It’s true, we are a long way off from seeing serious uptake of SharePoint 2013. In fact, most organizations are still using SharePoint 2007 despite the advantages that 2010, and 2013, are offering. But that doesn’t mean we can’t take some time to consider how this latest version of SharePoint will change the way we implement new applications within our companies.
SharePoint as a Platform
We could simply implement SharePoint as a simple team-based collaboration tool, that’s probably the most common use of SharePoint. And it would work perfectly fine. But that’s not using SharePoint to its fullest extent. SharePoint isn’t a product, it’s a platform. And as a platform, it is both customizable and extensible.
While Microsoft focuses on ensuring core collaboration, document management and social capabilities are built into the platform, it depends on partners and other third party application developers to build applications that enhance these basics with richer functionality.
It’s these applications that take SharePoint to the next level, and with SharePoint 2013, there’s a new flexible licensing model that has changed the whole idea of distributing these applications to end users.
Your SharePoint-Based Apps
SharePoint 2013 changes the way third party vendors can offer applications to you. With the new cloud app model, apps are now self-contained, and can offer distinct pieces of functionality that either add to, or extend SharePoint’s core functionality.
Mike Ferrara gives a great overview of the new SharePoint App Model, so there’s no need to go into the details here. It’s this new licensing model and how data is shared between SharePoint and third party apps that interests me.
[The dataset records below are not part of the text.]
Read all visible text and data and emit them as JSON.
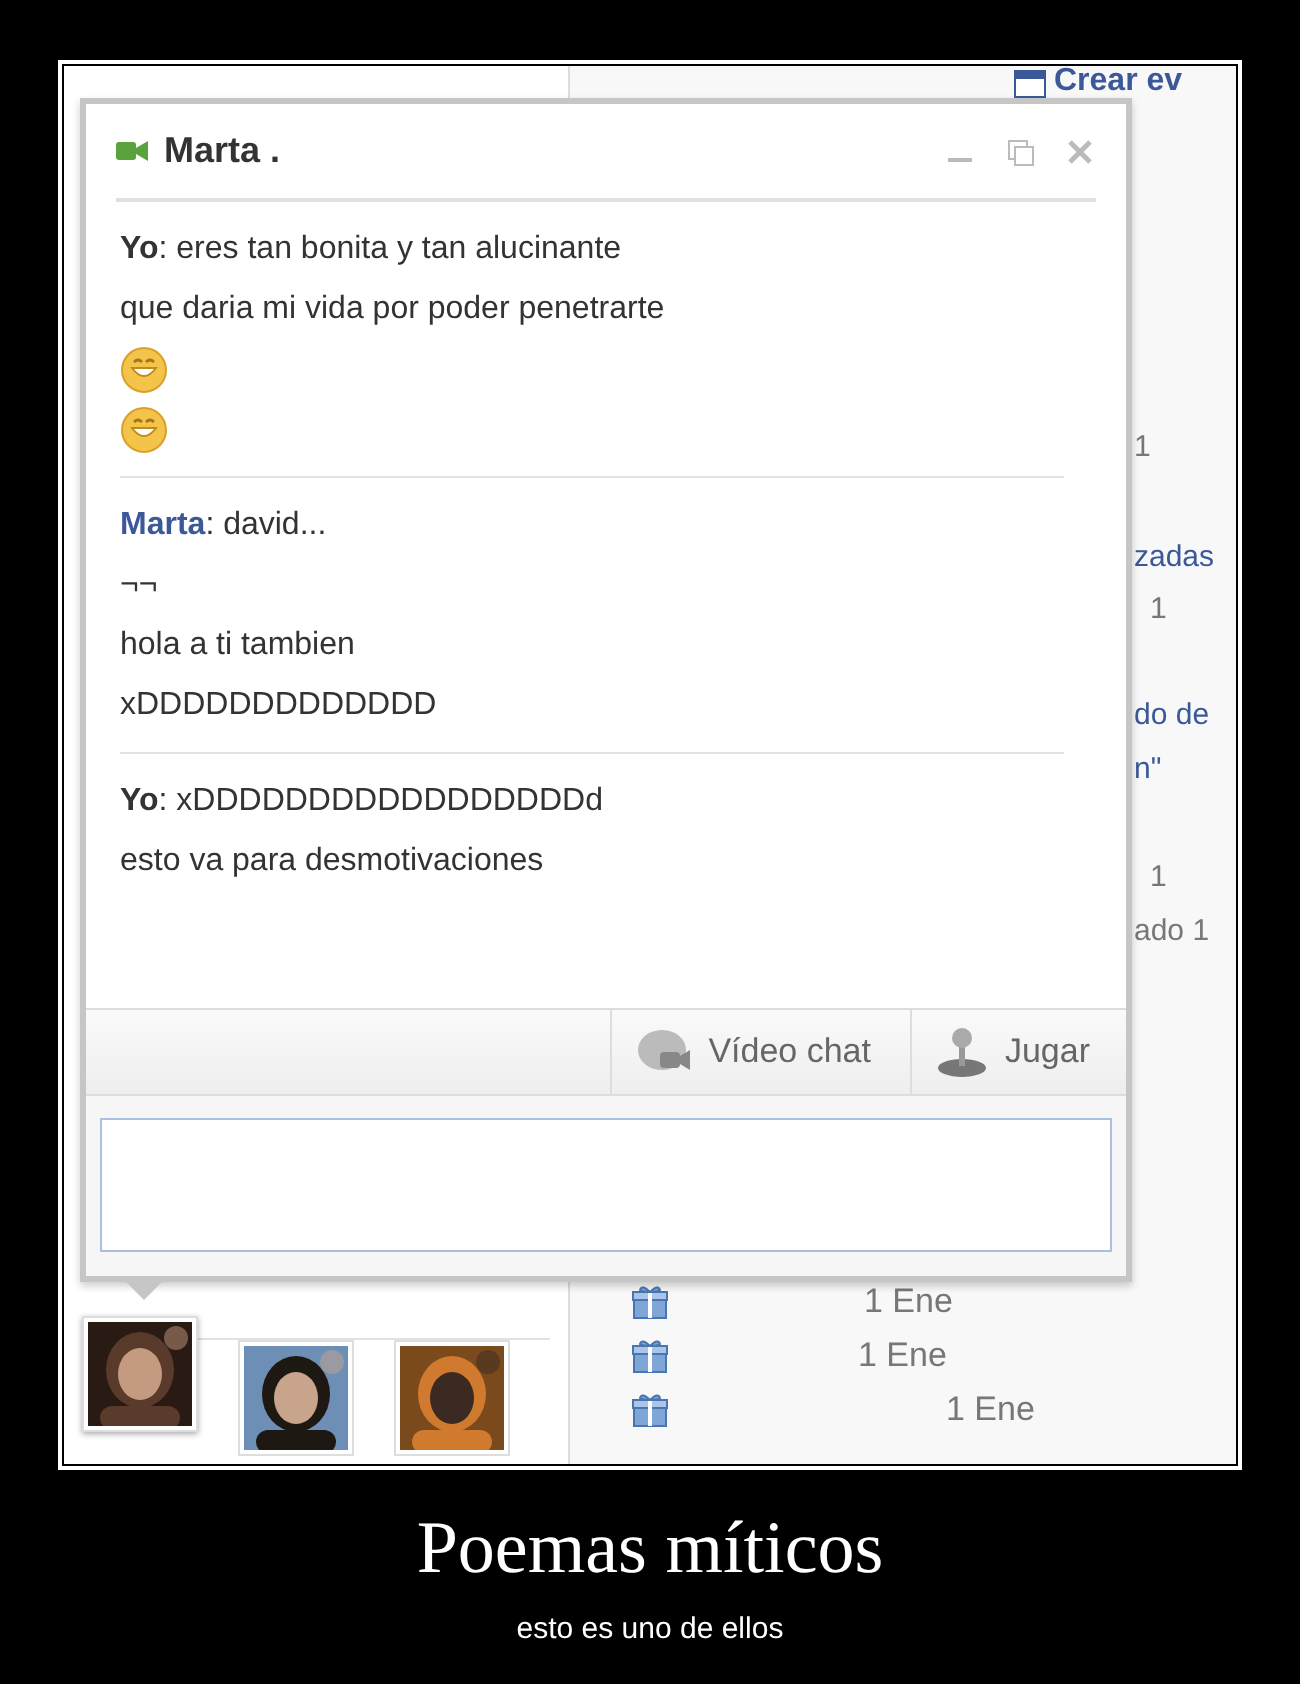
{
  "chat": {
    "title": "Marta .",
    "messages": [
      {
        "is_self": true,
        "lines": [
          {
            "kind": "text",
            "text": "**Yo**: eres tan bonita y tan alucinante"
          },
          {
            "kind": "text",
            "text": "que daria mi vida por poder penetrarte"
          },
          {
            "kind": "emoticon"
          },
          {
            "kind": "emoticon"
          }
        ]
      },
      {
        "is_self": false,
        "lines": [
          {
            "kind": "text",
            "text": "**Marta**: david..."
          },
          {
            "kind": "text",
            "text": "¬¬"
          },
          {
            "kind": "text",
            "text": "hola a ti tambien"
          },
          {
            "kind": "text",
            "text": "xDDDDDDDDDDDDD"
          }
        ]
      },
      {
        "is_self": true,
        "lines": [
          {
            "kind": "text",
            "text": "**Yo**: xDDDDDDDDDDDDDDDDDd"
          },
          {
            "kind": "text",
            "text": "esto va para desmotivaciones"
          }
        ]
      }
    ],
    "actions": [
      {
        "kind": "video",
        "label": "Vídeo chat"
      },
      {
        "kind": "game",
        "label": "Jugar"
      }
    ]
  },
  "contacts": [
    {
      "kind": "picture",
      "selected": true
    },
    {
      "kind": "picture",
      "selected": false
    },
    {
      "kind": "picture",
      "selected": false
    }
  ],
  "calendar": {
    "create_link": "Crear ev",
    "snippets": [
      "1",
      "zadas",
      "1",
      "do de",
      "n\"",
      "1",
      "ado 1"
    ],
    "birthdays": [
      "1 Ene",
      "1 Ene",
      "1 Ene"
    ]
  },
  "poster": {
    "title": "Poemas míticos",
    "caption": "esto es uno de ellos"
  }
}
An Overview of the SharePoint 2013 Licensing Model
The new licensing framework is optimized for services and is all about protecting application content. This is an opt-in framework, but if offers some great features that developers can take advantage of.
For starters, Microsoft provides the Office Store for licensed apps. It also offers APIs and services that developers use to retrieve, verify and act on license information. This allows developers to include code in their apps that enforce the legal use of their application. App license categories for SharePoint based apps are Free Trial, Paid and Site (for Office apps, it’s Free, Trial and Paid).
If the app is going through the Office store, it must go through a validation process, but if it’s internal to the organization it doesn’t need to (this is called side loading apps).
SharePoint 2013 provides an administrative interface for app license management. Licenses are downloaded to a specific SharePoint deployment (managed through App Management Shared Services) and it’s through this interface the app purchaser manages how the app is used, assigning a license to a particular user(s), farm, or deployment ID, or delegating the management of the license to others.